I wasn’t always in construction, I’m actually an engineer. I studied mechatronic engineering at Lancaster University from there I entered the energy sector. I worked in renewable energy development and power station engineering and operations for many years. The skills I honed at that time made my move from engineering to construction easy. I find construction and engineering have a great deal in common. The two deal with CAD, heavy machinery, transport, and logistics, and both require an aptitude for problem-solving. Though not on the same scale I use those skills daily.


Mayor of Greater Manchester, Andy Burnham, spoke to Trailblazer about homelessness and the need for more affordable housing. What are your thoughts?

Tesni is sensitive to the need for affordable housing. People should know that for developers building affordable housing is incredibly challenging. The increasing cost of construction makes it even more so. I do believe there’s a moral obligation to build affordable housing. However, I do feel the government sometimes shirk their responsibility and apply unfair pressure to housebuilders in the hopes they will fill the gap. There's a supply and demand issue which will take a joint effort to solve. Current government policy on affordable housing, how it’s delivered and accommodated for within developments has to be improved if it’s to benefit all involved. Tesni make sure that at least 30% of our developments are either affordable or social housing. To often locals are priced out of areas they’ve lived in all their lives. We aim to attract buyers from within the communities we build in and deliver houses that meet local demand.

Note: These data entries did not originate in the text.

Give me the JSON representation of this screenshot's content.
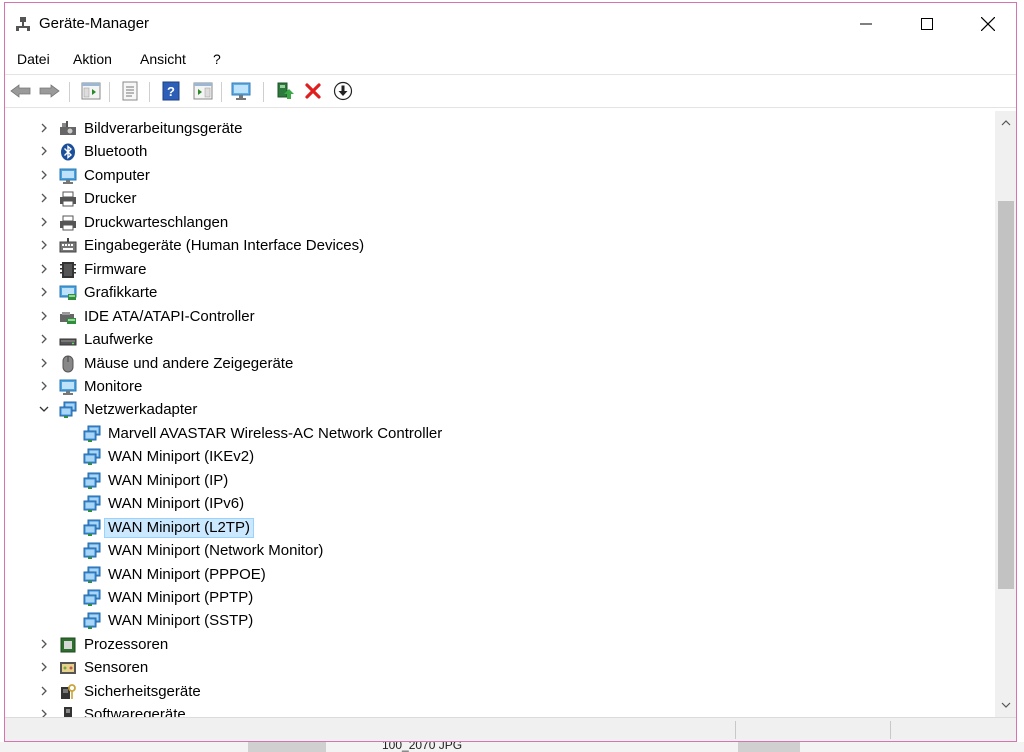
{
  "window": {
    "title": "Geräte-Manager",
    "border_color": "#d674b0"
  },
  "menu": [
    "Datei",
    "Aktion",
    "Ansicht",
    "?"
  ],
  "toolbar": {
    "buttons": [
      "back-icon",
      "forward-icon",
      "properties-icon",
      "update-view-icon",
      "help-icon",
      "show-hide-console-tree-icon",
      "scan-hardware-icon",
      "update-driver-icon",
      "uninstall-icon",
      "disable-device-icon"
    ]
  },
  "tree": [
    {
      "label": "Bildverarbeitungsgeräte",
      "icon": "camera-icon",
      "level": 0,
      "expander": "collapsed"
    },
    {
      "label": "Bluetooth",
      "icon": "bluetooth-icon",
      "level": 0,
      "expander": "collapsed"
    },
    {
      "label": "Computer",
      "icon": "computer-icon",
      "level": 0,
      "expander": "collapsed"
    },
    {
      "label": "Drucker",
      "icon": "printer-icon",
      "level": 0,
      "expander": "collapsed"
    },
    {
      "label": "Druckwarteschlangen",
      "icon": "print-queue-icon",
      "level": 0,
      "expander": "collapsed"
    },
    {
      "label": "Eingabegeräte (Human Interface Devices)",
      "icon": "keyboard-icon",
      "level": 0,
      "expander": "collapsed"
    },
    {
      "label": "Firmware",
      "icon": "firmware-icon",
      "level": 0,
      "expander": "collapsed"
    },
    {
      "label": "Grafikkarte",
      "icon": "display-adapter-icon",
      "level": 0,
      "expander": "collapsed"
    },
    {
      "label": "IDE ATA/ATAPI-Controller",
      "icon": "ide-controller-icon",
      "level": 0,
      "expander": "collapsed"
    },
    {
      "label": "Laufwerke",
      "icon": "disk-drive-icon",
      "level": 0,
      "expander": "collapsed"
    },
    {
      "label": "Mäuse und andere Zeigegeräte",
      "icon": "mouse-icon",
      "level": 0,
      "expander": "collapsed"
    },
    {
      "label": "Monitore",
      "icon": "monitor-icon",
      "level": 0,
      "expander": "collapsed"
    },
    {
      "label": "Netzwerkadapter",
      "icon": "network-adapter-icon",
      "level": 0,
      "expander": "expanded"
    },
    {
      "label": "Marvell AVASTAR Wireless-AC Network Controller",
      "icon": "network-adapter-icon",
      "level": 1,
      "expander": "none"
    },
    {
      "label": "WAN Miniport (IKEv2)",
      "icon": "network-adapter-icon",
      "level": 1,
      "expander": "none"
    },
    {
      "label": "WAN Miniport (IP)",
      "icon": "network-adapter-icon",
      "level": 1,
      "expander": "none"
    },
    {
      "label": "WAN Miniport (IPv6)",
      "icon": "network-adapter-icon",
      "level": 1,
      "expander": "none"
    },
    {
      "label": "WAN Miniport (L2TP)",
      "icon": "network-adapter-icon",
      "level": 1,
      "expander": "none",
      "selected": true
    },
    {
      "label": "WAN Miniport (Network Monitor)",
      "icon": "network-adapter-icon",
      "level": 1,
      "expander": "none"
    },
    {
      "label": "WAN Miniport (PPPOE)",
      "icon": "network-adapter-icon",
      "level": 1,
      "expander": "none"
    },
    {
      "label": "WAN Miniport (PPTP)",
      "icon": "network-adapter-icon",
      "level": 1,
      "expander": "none"
    },
    {
      "label": "WAN Miniport (SSTP)",
      "icon": "network-adapter-icon",
      "level": 1,
      "expander": "none"
    },
    {
      "label": "Prozessoren",
      "icon": "processor-icon",
      "level": 0,
      "expander": "collapsed"
    },
    {
      "label": "Sensoren",
      "icon": "sensor-icon",
      "level": 0,
      "expander": "collapsed"
    },
    {
      "label": "Sicherheitsgeräte",
      "icon": "security-device-icon",
      "level": 0,
      "expander": "collapsed"
    },
    {
      "label": "Softwaregeräte",
      "icon": "software-device-icon",
      "level": 0,
      "expander": "collapsed"
    }
  ],
  "background": {
    "taskbar_text": "100_2070 JPG"
  },
  "colors": {
    "selection": "#cce8ff",
    "selection_border": "#99d1ff",
    "network_icon": "#3b8fd6"
  }
}
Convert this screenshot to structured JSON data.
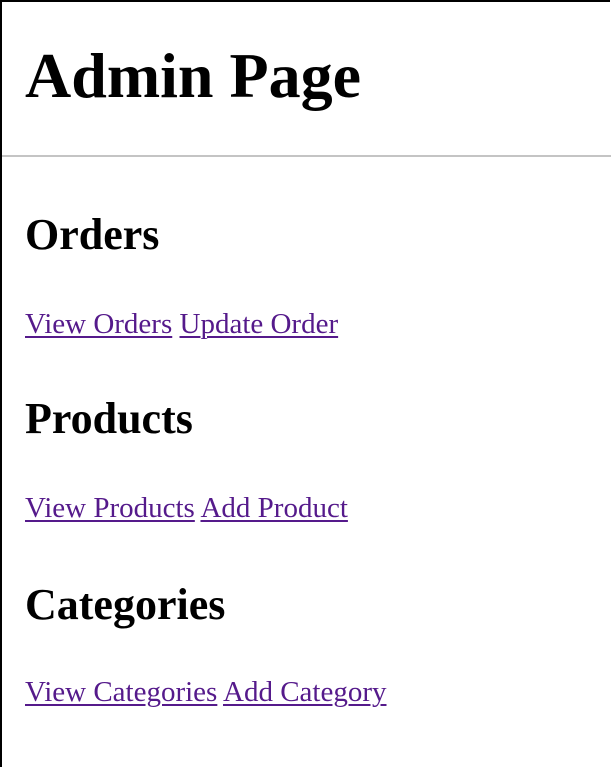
{
  "page": {
    "title": "Admin Page"
  },
  "sections": [
    {
      "title": "Orders",
      "links": [
        "View Orders",
        "Update Order"
      ]
    },
    {
      "title": "Products",
      "links": [
        "View Products",
        "Add Product"
      ]
    },
    {
      "title": "Categories",
      "links": [
        "View Categories",
        "Add Category"
      ]
    }
  ],
  "colors": {
    "link_visited": "#551a8b",
    "divider": "#c4c4c4",
    "text": "#000000",
    "background": "#ffffff"
  }
}
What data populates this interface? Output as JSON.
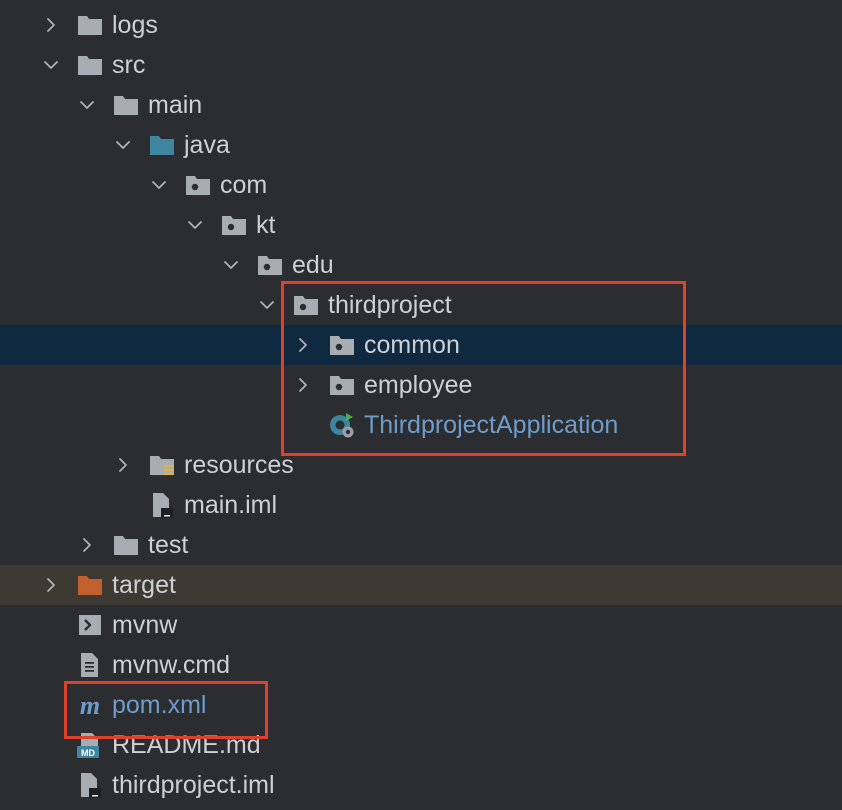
{
  "tree": {
    "items": [
      {
        "label": "logs",
        "icon": "folder-icon",
        "expanded": false,
        "depth": 0,
        "chevron": "right"
      },
      {
        "label": "src",
        "icon": "folder-icon",
        "expanded": true,
        "depth": 0,
        "chevron": "down"
      },
      {
        "label": "main",
        "icon": "folder-icon",
        "expanded": true,
        "depth": 1,
        "chevron": "down"
      },
      {
        "label": "java",
        "icon": "source-folder-icon",
        "expanded": true,
        "depth": 2,
        "chevron": "down"
      },
      {
        "label": "com",
        "icon": "package-icon",
        "expanded": true,
        "depth": 3,
        "chevron": "down"
      },
      {
        "label": "kt",
        "icon": "package-icon",
        "expanded": true,
        "depth": 4,
        "chevron": "down"
      },
      {
        "label": "edu",
        "icon": "package-icon",
        "expanded": true,
        "depth": 5,
        "chevron": "down"
      },
      {
        "label": "thirdproject",
        "icon": "package-icon",
        "expanded": true,
        "depth": 6,
        "chevron": "down"
      },
      {
        "label": "common",
        "icon": "package-icon",
        "expanded": false,
        "depth": 7,
        "chevron": "right",
        "selected": true
      },
      {
        "label": "employee",
        "icon": "package-icon",
        "expanded": false,
        "depth": 7,
        "chevron": "right"
      },
      {
        "label": "ThirdprojectApplication",
        "icon": "spring-boot-class-icon",
        "depth": 7,
        "chevron": "none",
        "link": true
      },
      {
        "label": "resources",
        "icon": "resources-folder-icon",
        "expanded": false,
        "depth": 2,
        "chevron": "right"
      },
      {
        "label": "main.iml",
        "icon": "iml-file-icon",
        "depth": 2,
        "chevron": "none"
      },
      {
        "label": "test",
        "icon": "folder-icon",
        "expanded": false,
        "depth": 1,
        "chevron": "right"
      },
      {
        "label": "target",
        "icon": "excluded-folder-icon",
        "expanded": false,
        "depth": 0,
        "chevron": "right",
        "excluded": true
      },
      {
        "label": "mvnw",
        "icon": "shell-script-icon",
        "depth": 0,
        "chevron": "none"
      },
      {
        "label": "mvnw.cmd",
        "icon": "text-file-icon",
        "depth": 0,
        "chevron": "none"
      },
      {
        "label": "pom.xml",
        "icon": "maven-icon",
        "depth": 0,
        "chevron": "none",
        "link": true
      },
      {
        "label": "README.md",
        "icon": "markdown-file-icon",
        "depth": 0,
        "chevron": "none"
      },
      {
        "label": "thirdproject.iml",
        "icon": "iml-file-icon",
        "depth": 0,
        "chevron": "none"
      }
    ]
  },
  "colors": {
    "background": "#2b2d30",
    "text": "#cdd1d6",
    "link": "#6e9dcb",
    "selected_row": "#0f2a40",
    "excluded_row": "#3d3a33",
    "highlight_box": "#e0412b",
    "folder": "#a8adb3",
    "source_folder": "#3e86a0",
    "excluded_folder": "#c2612f"
  }
}
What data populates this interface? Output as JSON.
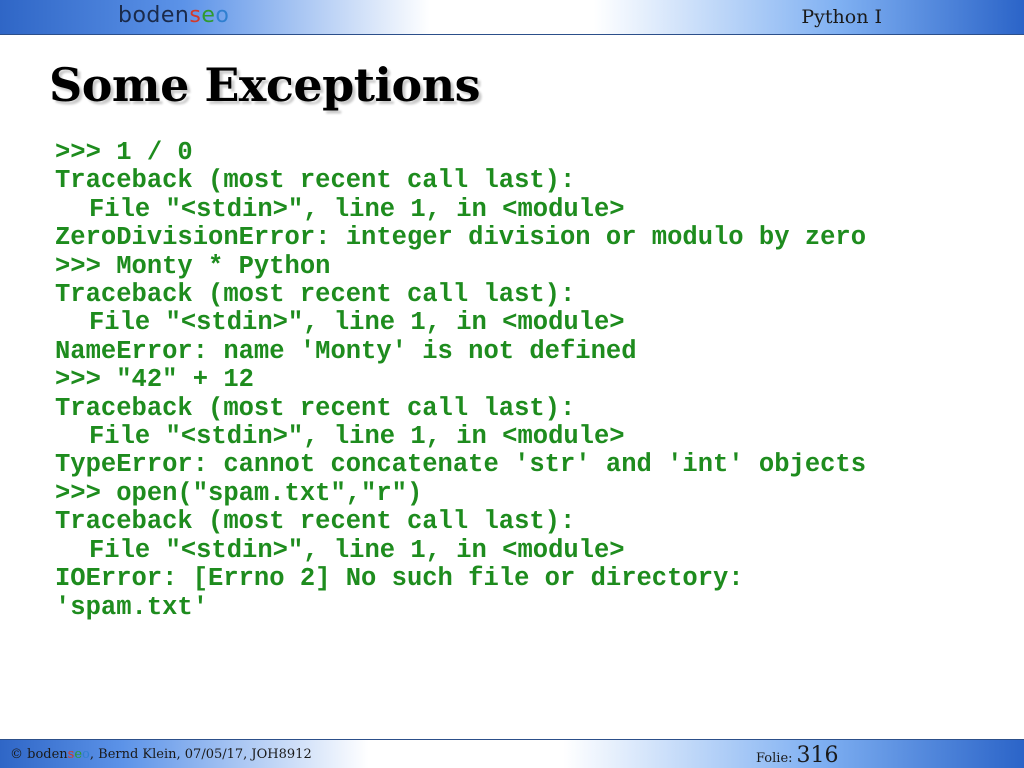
{
  "header": {
    "logo": {
      "part_dark": "boden",
      "part_s": "s",
      "part_e": "e",
      "part_o": "o"
    },
    "course": "Python I"
  },
  "slide": {
    "title": "Some Exceptions",
    "code_lines": [
      {
        "text": ">>> 1 / 0",
        "indent": false
      },
      {
        "text": "Traceback (most recent call last):",
        "indent": false
      },
      {
        "text": "File \"<stdin>\", line 1, in <module>",
        "indent": true
      },
      {
        "text": "ZeroDivisionError: integer division or modulo by zero",
        "indent": false
      },
      {
        "text": ">>> Monty * Python",
        "indent": false
      },
      {
        "text": "Traceback (most recent call last):",
        "indent": false
      },
      {
        "text": "File \"<stdin>\", line 1, in <module>",
        "indent": true
      },
      {
        "text": "NameError: name 'Monty' is not defined",
        "indent": false
      },
      {
        "text": ">>> \"42\" + 12",
        "indent": false
      },
      {
        "text": "Traceback (most recent call last):",
        "indent": false
      },
      {
        "text": "File \"<stdin>\", line 1, in <module>",
        "indent": true
      },
      {
        "text": "TypeError: cannot concatenate 'str' and 'int' objects",
        "indent": false
      },
      {
        "text": ">>> open(\"spam.txt\",\"r\")",
        "indent": false
      },
      {
        "text": "Traceback (most recent call last):",
        "indent": false
      },
      {
        "text": "File \"<stdin>\", line 1, in <module>",
        "indent": true
      },
      {
        "text": "IOError: [Errno 2] No such file or directory:",
        "indent": false
      },
      {
        "text": "'spam.txt'",
        "indent": false
      }
    ]
  },
  "footer": {
    "copyright_prefix": "© boden",
    "copyright_s": "s",
    "copyright_e": "e",
    "copyright_o": "o",
    "copyright_rest": ", Bernd Klein, 07/05/17, JOH8912",
    "folie_label": "Folie:",
    "folie_number": "316"
  },
  "colors": {
    "code_green": "#1e8c1e",
    "logo_red": "#d23a2a",
    "logo_green": "#2f9a2f",
    "logo_blue": "#2f7fd0",
    "bar_blue": "#2f66c6"
  }
}
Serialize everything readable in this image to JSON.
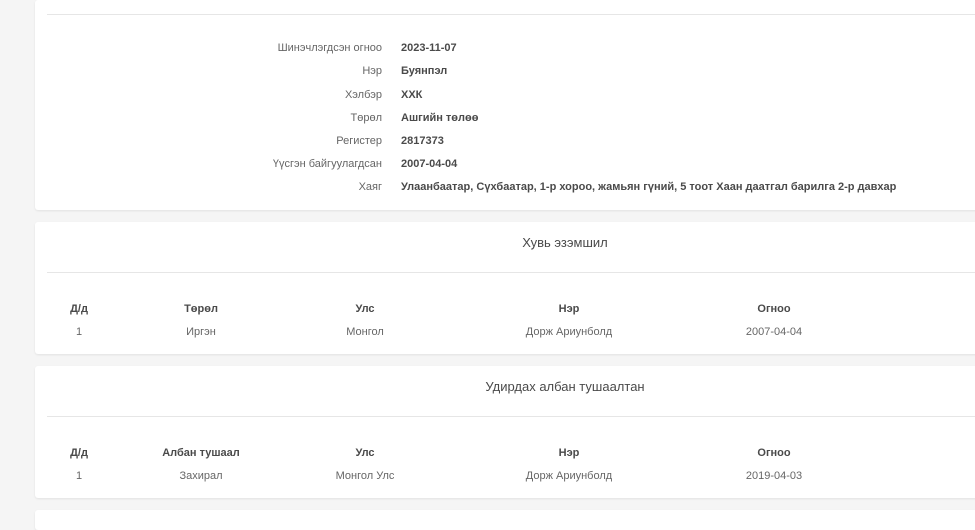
{
  "company": {
    "fields": [
      {
        "label": "Шинэчлэгдсэн огноо",
        "value": "2023-11-07"
      },
      {
        "label": "Нэр",
        "value": "Буянпэл"
      },
      {
        "label": "Хэлбэр",
        "value": "ХХК"
      },
      {
        "label": "Төрөл",
        "value": "Ашгийн төлөө"
      },
      {
        "label": "Регистер",
        "value": "2817373"
      },
      {
        "label": "Үүсгэн байгуулагдсан",
        "value": "2007-04-04"
      },
      {
        "label": "Хаяг",
        "value": "Улаанбаатар, Сүхбаатар, 1-р хороо, жамьян гүний, 5 тоот Хаан даатгал барилга 2-р давхар"
      }
    ]
  },
  "ownership": {
    "title": "Хувь эзэмшил",
    "headers": [
      "Д/д",
      "Төрөл",
      "Улс",
      "Нэр",
      "Огноо"
    ],
    "rows": [
      [
        "1",
        "Иргэн",
        "Монгол",
        "Дорж Ариунболд",
        "2007-04-04"
      ]
    ]
  },
  "officials": {
    "title": "Удирдах албан тушаалтан",
    "headers": [
      "Д/д",
      "Албан тушаал",
      "Улс",
      "Нэр",
      "Огноо"
    ],
    "rows": [
      [
        "1",
        "Захирал",
        "Монгол Улс",
        "Дорж Ариунболд",
        "2019-04-03"
      ]
    ]
  }
}
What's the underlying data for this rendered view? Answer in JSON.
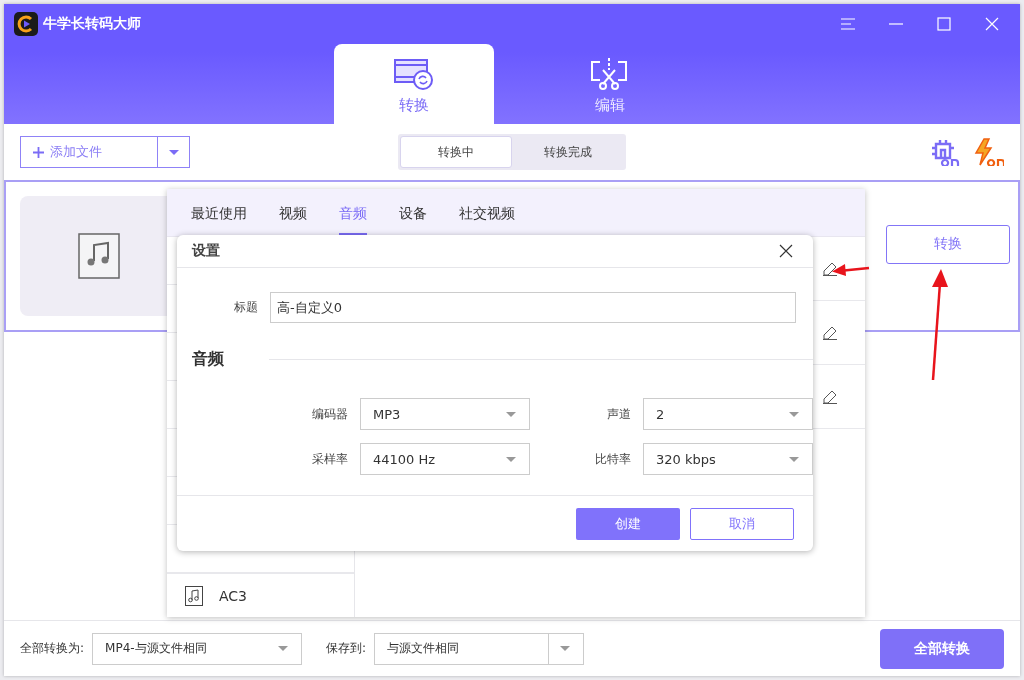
{
  "window": {
    "title": "牛学长转码大师"
  },
  "main_tabs": [
    {
      "label": "转换",
      "kind": "convert",
      "selected": true
    },
    {
      "label": "编辑",
      "kind": "edit",
      "selected": false
    }
  ],
  "toolbar": {
    "add_file": "添加文件",
    "status_tabs": [
      {
        "label": "转换中",
        "selected": true
      },
      {
        "label": "转换完成",
        "selected": false
      }
    ]
  },
  "file_card": {
    "convert_button": "转换"
  },
  "format_popup": {
    "tabs": [
      {
        "label": "最近使用",
        "selected": false
      },
      {
        "label": "视频",
        "selected": false
      },
      {
        "label": "音频",
        "selected": true
      },
      {
        "label": "设备",
        "selected": false
      },
      {
        "label": "社交视频",
        "selected": false
      }
    ],
    "formats": [
      {
        "label": "AC3"
      }
    ]
  },
  "dialog": {
    "title": "设置",
    "title_label": "标题",
    "title_value": "高-自定义0",
    "section": "音频",
    "fields": [
      {
        "label": "编码器",
        "value": "MP3"
      },
      {
        "label": "声道",
        "value": "2"
      },
      {
        "label": "采样率",
        "value": "44100 Hz"
      },
      {
        "label": "比特率",
        "value": "320 kbps"
      }
    ],
    "buttons": [
      {
        "label": "创建",
        "kind": "primary"
      },
      {
        "label": "取消",
        "kind": "secondary"
      }
    ]
  },
  "bottom_bar": {
    "convert_all_label": "全部转换为:",
    "convert_all_value": "MP4-与源文件相同",
    "save_label": "保存到:",
    "save_value": "与源文件相同",
    "convert_all_button": "全部转换"
  }
}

Tesni Homes has won awards for building excellence, sustainability, and design. What’s next?

As eco-conscious developers, the dream has to be building a Passive House. To build an ultra-low energy consumption home with low-volume heat recovery ventilation systems, superinsulation, and tightly controlled rates of air infiltration. To completely bypass conventional heating methods and build something with the smallest carbon footprint possible is something Tesni will look to do. In the meantime, we’ll remain individual, improve, and evolve. We’ll continue to build eco-friendly future proof homes that appeal to people’s aspirations. Homes that not only take care of the environment, but themselves, homes people enjoy living in.


For more information, contact Tesni Properties, on 01352 748320, or e-mail


Site layout by Tesni Homes

Site layout by Tesni Homes

BusinessTim Byrne